Tenorio, L., P.B. Stark, and C.H. Lineweaver, 1999. Bigger uncertainties and the Big Bang, Inverse Problems, 15, 329–341.

Evans, S.N. and P.B. Stark, 2002. Inverse Problems as Statistics, Inverse Problems, 18, R55–R97. Reprint: http://iopscience.iop.org/0266-5611/18/4/201/pdf/0266-5611_18_4_201.pdf

Stark, P.B. and D.A. Freedman, 2003. What is the Chance of an Earthquake? in Earthquake Science and Seismic Risk Reduction, F. Mulargia and R.J. Geller, eds., NATO Science Series IV: Earth and Environmental Sciences, v. 32, Kluwer, Dordrecht, The Netherlands, 201–213. Preprint: https://www.stat.berkeley.edu/~stark/Preprints/611.pdf

Evans, S.N., B. Hansen, and P.B. Stark, 2005. Minimax Expected Measure Confidence Sets for Restricted Location Parameters, Bernoulli, 11, 571–590. Also Tech. Rept. 617, Dept. Statistics Univ. Calif Berkeley (May 2002, revised May 2003). Preprint: https://www.stat.berkeley.edu/~stark/Preprints/617.pdf

Stark, P.B., 2008. Generalizing resolution, Inverse Problems, 24, 034014. Reprint: https://www.stat.berkeley.edu/~stark/Preprints/resolution07.pdf

Schafer, C.M., and P.B. Stark, 2009. Constructing Confidence Sets of Optimal Expected Size. Journal of the American Statistical Association, 104, 1080–1089. Reprint: https://www.stat.berkeley.edu/~stark/Preprints/schaferStark09.pdf

Stark, P.B. and L. Tenorio, 2010. A Primer of Frequentist and Bayesian Inference in Inverse Problems. In Large Scale Inverse Problems and Quantification of Uncertainty, Biegler, L., G. Biros, O. Ghattas, M. Heinkenschloss, D. Keyes, B. Mallick, L. Tenorio, B. van Bloemen Waanders and K. Willcox, eds. John Wiley and Sons, NY. Preprint: https://www.stat.berkeley.edu/~stark/Preprints/freqBayes09.pdf

Stark, P.B., 2015. Constraints versus priors. SIAM/ASA Journal on Uncertainty Quantification, 3(1), 586–598. doi:10.1137/130920721, Reprint: http://epubs.siam.org/doi/10.1137/130920721, Preprint: https://www.stat.berkeley.edu/~stark/Preprints/constraintsPriors15.pdf

Stark, P.B., 2016. Pay no attention to the model behind the curtain. https://www.stat.berkeley.edu/~stark/Preprints/eucCurtain15.pdf
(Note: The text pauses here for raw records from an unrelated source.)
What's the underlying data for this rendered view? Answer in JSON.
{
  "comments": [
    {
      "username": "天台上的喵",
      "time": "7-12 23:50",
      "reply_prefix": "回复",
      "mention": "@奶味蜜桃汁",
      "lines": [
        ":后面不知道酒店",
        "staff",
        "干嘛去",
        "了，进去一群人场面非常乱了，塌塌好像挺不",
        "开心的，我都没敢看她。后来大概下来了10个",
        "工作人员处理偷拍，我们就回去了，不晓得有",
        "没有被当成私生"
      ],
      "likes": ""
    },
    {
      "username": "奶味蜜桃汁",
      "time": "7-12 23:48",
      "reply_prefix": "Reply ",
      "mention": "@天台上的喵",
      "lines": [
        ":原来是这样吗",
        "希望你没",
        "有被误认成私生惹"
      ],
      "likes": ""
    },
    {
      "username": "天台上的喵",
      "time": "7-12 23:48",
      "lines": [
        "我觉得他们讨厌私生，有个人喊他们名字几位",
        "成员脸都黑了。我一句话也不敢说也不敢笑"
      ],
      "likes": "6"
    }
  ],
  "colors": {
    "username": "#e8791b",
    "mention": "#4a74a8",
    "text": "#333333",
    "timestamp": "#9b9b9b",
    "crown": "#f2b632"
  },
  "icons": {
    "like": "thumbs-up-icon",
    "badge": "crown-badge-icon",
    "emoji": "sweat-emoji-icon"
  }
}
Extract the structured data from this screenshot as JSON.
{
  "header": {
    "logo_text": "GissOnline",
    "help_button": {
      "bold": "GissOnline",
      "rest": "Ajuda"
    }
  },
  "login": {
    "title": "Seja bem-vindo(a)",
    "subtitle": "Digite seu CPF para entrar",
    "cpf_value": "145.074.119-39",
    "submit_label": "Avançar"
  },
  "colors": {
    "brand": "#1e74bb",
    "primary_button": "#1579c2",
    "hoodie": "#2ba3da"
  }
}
Kuusela, M., and P.B. Stark, 2017. Shape-constrained uncertainty quantification in unfolding steeply falling elementary particle spectra, Annals of Applied Statistics, 11, 1671–1710. Preprint: http://arxiv.org/abs/1512.00905